(Nanowerk News) The use of photoluminescent substances in the realm of information security is increasingly attracting attention. Various anti-counterfeiting modalities, including watermarks, two-dimensional codes, and luminous printing, have been innovatively developed. Nonetheless, the common use of monochromatic fluorescent materials has presented considerable challenges because of their susceptibility to counterfeiting.
An ensemble of researchers from the Suzhou Institute of Biomedical Engineering and Technology (SIBET), in association with the Chinese Academy of Sciences, has pioneered the development of glow-in-colour nanocomposite materials. This feat was achieved through direct hydrothermal techniques, using silanes as luminescent precursors for the synthesis of silicon-based compounds, then finding applications in the field of information security.
The results of the investigation are disclosed in Journal of Chemical Engineering (“Multi-Color Room-temperature Fluorescent Silicon-Nanodot Based Nanocomposites with silane tuning and applications for 5D information encryption”).
Materials that exhibit room temperature fluorescence (RTP) have found a wide range of applications in bioimaging, information security, and lighting, mainly attributed to their unique glow characteristics.
Lead researcher, DONG Wenfei, noted that traditional synthesis methodologies mostly use inorganic compounds containing rare earth ions or precious metal complexes to achieve glow. This approach, however, invariably results in substantial biological toxicity and an expensive synthesis process.

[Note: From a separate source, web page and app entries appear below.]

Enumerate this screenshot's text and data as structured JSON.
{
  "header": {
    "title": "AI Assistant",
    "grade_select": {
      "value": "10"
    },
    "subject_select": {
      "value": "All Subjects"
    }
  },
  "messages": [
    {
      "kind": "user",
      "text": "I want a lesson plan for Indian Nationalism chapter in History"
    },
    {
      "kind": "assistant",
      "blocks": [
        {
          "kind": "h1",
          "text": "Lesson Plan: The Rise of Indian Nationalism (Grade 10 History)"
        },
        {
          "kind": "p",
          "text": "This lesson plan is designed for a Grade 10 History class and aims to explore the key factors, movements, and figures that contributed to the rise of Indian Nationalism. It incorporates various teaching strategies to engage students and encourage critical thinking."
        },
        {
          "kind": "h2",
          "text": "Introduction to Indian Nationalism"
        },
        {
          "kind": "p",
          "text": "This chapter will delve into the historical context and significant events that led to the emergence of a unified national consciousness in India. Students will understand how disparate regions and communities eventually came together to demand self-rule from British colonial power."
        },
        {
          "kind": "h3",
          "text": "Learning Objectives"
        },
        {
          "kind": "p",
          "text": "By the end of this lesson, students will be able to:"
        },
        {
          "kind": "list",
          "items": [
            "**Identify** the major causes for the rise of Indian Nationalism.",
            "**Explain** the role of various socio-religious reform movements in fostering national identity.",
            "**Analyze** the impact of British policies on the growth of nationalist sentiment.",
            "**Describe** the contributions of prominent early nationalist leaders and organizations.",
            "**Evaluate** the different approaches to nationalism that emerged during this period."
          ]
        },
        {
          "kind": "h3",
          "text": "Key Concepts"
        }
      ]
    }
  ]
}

As DONG explains, two conditions are integral to a successful synthesis: effective crossing of the exciplex between systems and a structurally rigid framework that ensures the excited triplet state of the exciplex remains stable.
With this in mind, the researchers chose 3-Aminopropyl triethoxysilane (APTES) and N-(3-(Trimethoxysilyl)propyl)ethylenediamine (DAMO) as sources of silicon, incorporating urea as an additional precursor. This selection led to the creation of optically stable cyan and yellow RTP materials, respectively.
The fabrication process employs a one-step hydrothermal technique, which not only effectively avoids the drawbacks associated with the two-step method but also easily generates nanodots in-situ and embeds them in the matrix.
The resulting anti-counterfeiting strategy promises sophisticated encryption scenarios. Here, only interference information can be obtained in ultraviolet and incandescent irradiation modes. Thus, filters become essential to accurately decipher encrypted content, thereby providing superior concealment of the correct information.
Dr. ZAN Minghui, corresponding author of the study, noted that their approach is widely applicable. This standard methodology underscores the potential of silane in constructing multi-functional phosphorescent materials, offering new design principles for synthesizing colorful incandescent materials.
Ultimately, this research underscores the feasibility of silane as a means of creating multi-colored fluorescent materials. It also offers innovative design principles and insights for fabricating silicon-based incandescent materials for pioneering applications.